Data about app and page elements:
Start of Block

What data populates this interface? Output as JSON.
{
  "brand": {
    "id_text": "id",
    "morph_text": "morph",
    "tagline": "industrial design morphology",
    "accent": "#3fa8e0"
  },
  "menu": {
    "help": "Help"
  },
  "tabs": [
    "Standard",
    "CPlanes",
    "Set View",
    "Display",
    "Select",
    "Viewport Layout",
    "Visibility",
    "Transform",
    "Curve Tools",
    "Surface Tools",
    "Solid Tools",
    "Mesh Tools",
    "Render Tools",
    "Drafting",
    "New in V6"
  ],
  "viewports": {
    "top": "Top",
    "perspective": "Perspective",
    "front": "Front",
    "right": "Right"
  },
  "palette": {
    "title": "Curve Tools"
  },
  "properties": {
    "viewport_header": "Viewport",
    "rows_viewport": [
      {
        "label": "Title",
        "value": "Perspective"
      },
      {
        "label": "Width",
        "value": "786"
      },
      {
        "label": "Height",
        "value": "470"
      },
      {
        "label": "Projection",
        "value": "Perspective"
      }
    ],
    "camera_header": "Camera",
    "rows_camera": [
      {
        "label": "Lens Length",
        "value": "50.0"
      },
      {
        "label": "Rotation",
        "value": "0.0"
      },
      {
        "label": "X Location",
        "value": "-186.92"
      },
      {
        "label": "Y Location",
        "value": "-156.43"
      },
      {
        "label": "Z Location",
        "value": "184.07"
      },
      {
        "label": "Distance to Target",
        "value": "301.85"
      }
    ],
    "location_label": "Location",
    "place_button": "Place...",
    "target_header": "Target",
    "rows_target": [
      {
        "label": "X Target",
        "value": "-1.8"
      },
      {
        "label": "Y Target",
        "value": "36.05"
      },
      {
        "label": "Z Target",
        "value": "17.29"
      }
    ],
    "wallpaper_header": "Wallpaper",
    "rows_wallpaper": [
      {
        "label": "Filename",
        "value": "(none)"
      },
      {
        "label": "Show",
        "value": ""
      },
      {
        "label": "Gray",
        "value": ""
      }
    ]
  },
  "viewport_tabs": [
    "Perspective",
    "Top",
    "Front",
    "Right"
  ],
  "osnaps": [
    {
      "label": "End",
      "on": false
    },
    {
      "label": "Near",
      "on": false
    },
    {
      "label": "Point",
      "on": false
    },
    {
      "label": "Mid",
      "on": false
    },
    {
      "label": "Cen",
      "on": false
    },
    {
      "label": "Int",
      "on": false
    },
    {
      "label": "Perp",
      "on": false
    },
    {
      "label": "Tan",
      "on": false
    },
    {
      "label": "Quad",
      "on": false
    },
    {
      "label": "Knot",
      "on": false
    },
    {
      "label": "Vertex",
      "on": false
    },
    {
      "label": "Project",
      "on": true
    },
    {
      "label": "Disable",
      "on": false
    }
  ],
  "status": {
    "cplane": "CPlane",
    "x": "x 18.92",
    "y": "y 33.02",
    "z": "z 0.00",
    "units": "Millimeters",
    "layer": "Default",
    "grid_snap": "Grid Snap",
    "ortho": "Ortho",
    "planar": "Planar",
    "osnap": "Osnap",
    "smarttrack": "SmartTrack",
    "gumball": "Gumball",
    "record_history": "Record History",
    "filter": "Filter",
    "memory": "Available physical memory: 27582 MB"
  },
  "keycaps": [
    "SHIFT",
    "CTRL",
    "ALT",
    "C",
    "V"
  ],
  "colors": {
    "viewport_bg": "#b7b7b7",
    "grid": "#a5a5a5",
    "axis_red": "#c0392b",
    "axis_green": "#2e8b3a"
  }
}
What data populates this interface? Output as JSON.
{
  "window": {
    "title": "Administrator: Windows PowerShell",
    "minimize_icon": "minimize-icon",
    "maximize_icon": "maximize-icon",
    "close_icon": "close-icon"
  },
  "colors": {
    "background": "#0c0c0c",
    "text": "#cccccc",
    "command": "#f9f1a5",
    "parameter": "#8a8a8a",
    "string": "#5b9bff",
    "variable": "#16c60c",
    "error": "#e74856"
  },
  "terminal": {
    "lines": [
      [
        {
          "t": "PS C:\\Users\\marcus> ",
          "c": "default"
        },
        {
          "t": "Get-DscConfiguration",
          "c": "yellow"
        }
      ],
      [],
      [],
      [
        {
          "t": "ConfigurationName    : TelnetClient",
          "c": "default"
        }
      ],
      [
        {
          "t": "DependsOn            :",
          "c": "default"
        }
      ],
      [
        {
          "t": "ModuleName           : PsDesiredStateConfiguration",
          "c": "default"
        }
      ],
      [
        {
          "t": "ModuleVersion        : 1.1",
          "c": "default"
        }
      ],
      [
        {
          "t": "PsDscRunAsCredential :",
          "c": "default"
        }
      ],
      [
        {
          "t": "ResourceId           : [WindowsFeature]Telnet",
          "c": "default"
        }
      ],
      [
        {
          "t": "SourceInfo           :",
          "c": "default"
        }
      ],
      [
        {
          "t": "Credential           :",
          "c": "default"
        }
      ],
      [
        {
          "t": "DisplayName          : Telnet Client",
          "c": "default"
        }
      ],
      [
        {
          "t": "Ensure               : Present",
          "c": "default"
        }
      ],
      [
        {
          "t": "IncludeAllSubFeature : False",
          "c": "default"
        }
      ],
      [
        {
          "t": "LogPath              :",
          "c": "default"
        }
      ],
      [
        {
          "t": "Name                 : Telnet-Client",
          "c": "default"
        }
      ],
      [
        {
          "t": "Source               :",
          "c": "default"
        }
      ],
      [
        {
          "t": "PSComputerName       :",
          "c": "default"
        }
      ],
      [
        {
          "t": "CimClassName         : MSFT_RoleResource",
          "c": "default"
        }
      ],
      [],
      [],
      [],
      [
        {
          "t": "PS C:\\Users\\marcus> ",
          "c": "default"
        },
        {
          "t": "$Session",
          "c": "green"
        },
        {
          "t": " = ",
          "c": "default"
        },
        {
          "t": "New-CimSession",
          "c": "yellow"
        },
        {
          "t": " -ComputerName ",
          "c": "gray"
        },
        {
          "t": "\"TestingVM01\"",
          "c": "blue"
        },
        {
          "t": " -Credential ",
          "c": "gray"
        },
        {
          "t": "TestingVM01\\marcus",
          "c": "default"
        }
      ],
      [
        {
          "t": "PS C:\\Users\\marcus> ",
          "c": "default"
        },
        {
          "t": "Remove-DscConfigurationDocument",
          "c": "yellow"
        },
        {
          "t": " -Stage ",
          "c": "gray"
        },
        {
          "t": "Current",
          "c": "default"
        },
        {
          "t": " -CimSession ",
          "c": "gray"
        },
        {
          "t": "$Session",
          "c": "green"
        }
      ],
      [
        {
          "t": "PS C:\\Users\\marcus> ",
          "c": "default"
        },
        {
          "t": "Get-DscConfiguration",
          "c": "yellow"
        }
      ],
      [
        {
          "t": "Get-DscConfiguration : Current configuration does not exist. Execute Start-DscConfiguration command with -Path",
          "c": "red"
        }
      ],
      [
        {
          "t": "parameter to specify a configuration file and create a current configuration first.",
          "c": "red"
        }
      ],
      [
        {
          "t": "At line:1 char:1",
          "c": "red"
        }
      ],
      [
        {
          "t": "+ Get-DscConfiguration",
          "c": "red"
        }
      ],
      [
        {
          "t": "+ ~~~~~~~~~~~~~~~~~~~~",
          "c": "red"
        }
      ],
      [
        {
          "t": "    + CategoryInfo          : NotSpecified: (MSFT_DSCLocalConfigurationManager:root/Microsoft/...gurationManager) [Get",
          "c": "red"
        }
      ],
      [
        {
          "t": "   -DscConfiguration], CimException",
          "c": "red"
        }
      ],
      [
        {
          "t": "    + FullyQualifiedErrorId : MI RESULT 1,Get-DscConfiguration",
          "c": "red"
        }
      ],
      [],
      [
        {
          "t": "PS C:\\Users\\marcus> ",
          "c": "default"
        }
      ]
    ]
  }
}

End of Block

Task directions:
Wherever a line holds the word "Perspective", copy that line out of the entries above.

Task result:
    "perspective": "Perspective",
        "value": "Perspective"
        "value": "Perspective"
    "Perspective",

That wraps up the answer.